* INPUT:

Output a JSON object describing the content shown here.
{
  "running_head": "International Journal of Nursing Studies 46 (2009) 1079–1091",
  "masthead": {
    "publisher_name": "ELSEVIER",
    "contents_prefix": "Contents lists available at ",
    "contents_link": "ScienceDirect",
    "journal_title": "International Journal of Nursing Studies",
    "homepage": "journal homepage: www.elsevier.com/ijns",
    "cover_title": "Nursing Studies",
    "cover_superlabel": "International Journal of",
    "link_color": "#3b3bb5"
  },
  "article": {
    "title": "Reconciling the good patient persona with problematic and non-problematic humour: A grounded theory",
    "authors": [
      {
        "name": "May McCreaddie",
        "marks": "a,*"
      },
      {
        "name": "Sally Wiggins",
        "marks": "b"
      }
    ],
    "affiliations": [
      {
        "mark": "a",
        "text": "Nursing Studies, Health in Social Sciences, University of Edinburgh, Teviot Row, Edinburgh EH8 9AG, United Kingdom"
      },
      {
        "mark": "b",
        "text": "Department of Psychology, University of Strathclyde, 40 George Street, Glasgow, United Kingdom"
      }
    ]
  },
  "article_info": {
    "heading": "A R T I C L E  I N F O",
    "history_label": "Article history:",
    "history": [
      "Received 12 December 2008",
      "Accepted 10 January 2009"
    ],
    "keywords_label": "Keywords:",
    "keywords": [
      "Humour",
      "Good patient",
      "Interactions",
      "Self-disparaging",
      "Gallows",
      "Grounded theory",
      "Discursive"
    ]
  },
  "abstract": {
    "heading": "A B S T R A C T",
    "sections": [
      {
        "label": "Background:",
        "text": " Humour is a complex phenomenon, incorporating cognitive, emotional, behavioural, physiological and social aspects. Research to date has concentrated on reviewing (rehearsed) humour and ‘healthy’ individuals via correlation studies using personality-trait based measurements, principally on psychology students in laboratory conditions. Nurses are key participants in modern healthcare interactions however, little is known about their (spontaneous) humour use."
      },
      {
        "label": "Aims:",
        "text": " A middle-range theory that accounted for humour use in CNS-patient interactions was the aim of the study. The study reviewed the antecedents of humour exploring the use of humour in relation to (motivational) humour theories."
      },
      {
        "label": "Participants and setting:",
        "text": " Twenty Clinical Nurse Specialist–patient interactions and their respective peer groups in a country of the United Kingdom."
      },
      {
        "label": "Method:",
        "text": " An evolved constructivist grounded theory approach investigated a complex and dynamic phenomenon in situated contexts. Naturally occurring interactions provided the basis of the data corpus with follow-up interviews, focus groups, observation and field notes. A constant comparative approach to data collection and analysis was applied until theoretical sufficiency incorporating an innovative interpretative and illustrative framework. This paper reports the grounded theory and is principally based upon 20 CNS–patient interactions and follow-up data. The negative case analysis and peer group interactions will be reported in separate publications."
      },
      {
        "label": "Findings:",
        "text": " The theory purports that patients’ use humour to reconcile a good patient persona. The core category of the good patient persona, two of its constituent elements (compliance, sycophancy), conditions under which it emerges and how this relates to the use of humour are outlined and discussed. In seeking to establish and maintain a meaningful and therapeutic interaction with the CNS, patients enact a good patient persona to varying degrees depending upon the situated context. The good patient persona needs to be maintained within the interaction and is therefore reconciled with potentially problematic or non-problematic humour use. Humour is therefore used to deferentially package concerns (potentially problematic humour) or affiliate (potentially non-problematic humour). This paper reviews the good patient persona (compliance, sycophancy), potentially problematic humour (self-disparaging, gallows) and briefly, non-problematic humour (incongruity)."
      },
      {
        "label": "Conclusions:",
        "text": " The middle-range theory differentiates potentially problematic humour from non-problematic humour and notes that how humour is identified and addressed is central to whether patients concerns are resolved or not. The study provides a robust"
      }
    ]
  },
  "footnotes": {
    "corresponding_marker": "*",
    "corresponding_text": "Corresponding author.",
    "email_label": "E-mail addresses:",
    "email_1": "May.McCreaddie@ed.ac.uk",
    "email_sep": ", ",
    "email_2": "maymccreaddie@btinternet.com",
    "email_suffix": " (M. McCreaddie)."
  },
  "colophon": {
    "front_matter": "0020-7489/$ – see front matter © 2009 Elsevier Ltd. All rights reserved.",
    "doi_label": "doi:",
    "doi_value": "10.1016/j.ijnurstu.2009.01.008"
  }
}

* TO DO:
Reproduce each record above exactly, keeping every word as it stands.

* EXPECTED OUTPUT:
Output a JSON object describing the content shown here.
{
  "running_head": "International Journal of Nursing Studies 46 (2009) 1079–1091",
  "masthead": {
    "publisher_name": "ELSEVIER",
    "contents_prefix": "Contents lists available at ",
    "contents_link": "ScienceDirect",
    "journal_title": "International Journal of Nursing Studies",
    "homepage": "journal homepage: www.elsevier.com/ijns",
    "cover_title": "Nursing Studies",
    "cover_superlabel": "International Journal of",
    "link_color": "#3b3bb5"
  },
  "article": {
    "title": "Reconciling the good patient persona with problematic and non-problematic humour: A grounded theory",
    "authors": [
      {
        "name": "May McCreaddie",
        "marks": "a,*"
      },
      {
        "name": "Sally Wiggins",
        "marks": "b"
      }
    ],
    "affiliations": [
      {
        "mark": "a",
        "text": "Nursing Studies, Health in Social Sciences, University of Edinburgh, Teviot Row, Edinburgh EH8 9AG, United Kingdom"
      },
      {
        "mark": "b",
        "text": "Department of Psychology, University of Strathclyde, 40 George Street, Glasgow, United Kingdom"
      }
    ]
  },
  "article_info": {
    "heading": "A R T I C L E  I N F O",
    "history_label": "Article history:",
    "history": [
      "Received 12 December 2008",
      "Accepted 10 January 2009"
    ],
    "keywords_label": "Keywords:",
    "keywords": [
      "Humour",
      "Good patient",
      "Interactions",
      "Self-disparaging",
      "Gallows",
      "Grounded theory",
      "Discursive"
    ]
  },
  "abstract": {
    "heading": "A B S T R A C T",
    "sections": [
      {
        "label": "Background:",
        "text": " Humour is a complex phenomenon, incorporating cognitive, emotional, behavioural, physiological and social aspects. Research to date has concentrated on reviewing (rehearsed) humour and ‘healthy’ individuals via correlation studies using personality-trait based measurements, principally on psychology students in laboratory conditions. Nurses are key participants in modern healthcare interactions however, little is known about their (spontaneous) humour use."
      },
      {
        "label": "Aims:",
        "text": " A middle-range theory that accounted for humour use in CNS-patient interactions was the aim of the study. The study reviewed the antecedents of humour exploring the use of humour in relation to (motivational) humour theories."
      },
      {
        "label": "Participants and setting:",
        "text": " Twenty Clinical Nurse Specialist–patient interactions and their respective peer groups in a country of the United Kingdom."
      },
      {
        "label": "Method:",
        "text": " An evolved constructivist grounded theory approach investigated a complex and dynamic phenomenon in situated contexts. Naturally occurring interactions provided the basis of the data corpus with follow-up interviews, focus groups, observation and field notes. A constant comparative approach to data collection and analysis was applied until theoretical sufficiency incorporating an innovative interpretative and illustrative framework. This paper reports the grounded theory and is principally based upon 20 CNS–patient interactions and follow-up data. The negative case analysis and peer group interactions will be reported in separate publications."
      },
      {
        "label": "Findings:",
        "text": " The theory purports that patients’ use humour to reconcile a good patient persona. The core category of the good patient persona, two of its constituent elements (compliance, sycophancy), conditions under which it emerges and how this relates to the use of humour are outlined and discussed. In seeking to establish and maintain a meaningful and therapeutic interaction with the CNS, patients enact a good patient persona to varying degrees depending upon the situated context. The good patient persona needs to be maintained within the interaction and is therefore reconciled with potentially problematic or non-problematic humour use. Humour is therefore used to deferentially package concerns (potentially problematic humour) or affiliate (potentially non-problematic humour). This paper reviews the good patient persona (compliance, sycophancy), potentially problematic humour (self-disparaging, gallows) and briefly, non-problematic humour (incongruity)."
      },
      {
        "label": "Conclusions:",
        "text": " The middle-range theory differentiates potentially problematic humour from non-problematic humour and notes that how humour is identified and addressed is central to whether patients concerns are resolved or not. The study provides a robust"
      }
    ]
  },
  "footnotes": {
    "corresponding_marker": "*",
    "corresponding_text": "Corresponding author.",
    "email_label": "E-mail addresses:",
    "email_1": "May.McCreaddie@ed.ac.uk",
    "email_sep": ", ",
    "email_2": "maymccreaddie@btinternet.com",
    "email_suffix": " (M. McCreaddie)."
  },
  "colophon": {
    "front_matter": "0020-7489/$ – see front matter © 2009 Elsevier Ltd. All rights reserved.",
    "doi_label": "doi:",
    "doi_value": "10.1016/j.ijnurstu.2009.01.008"
  }
}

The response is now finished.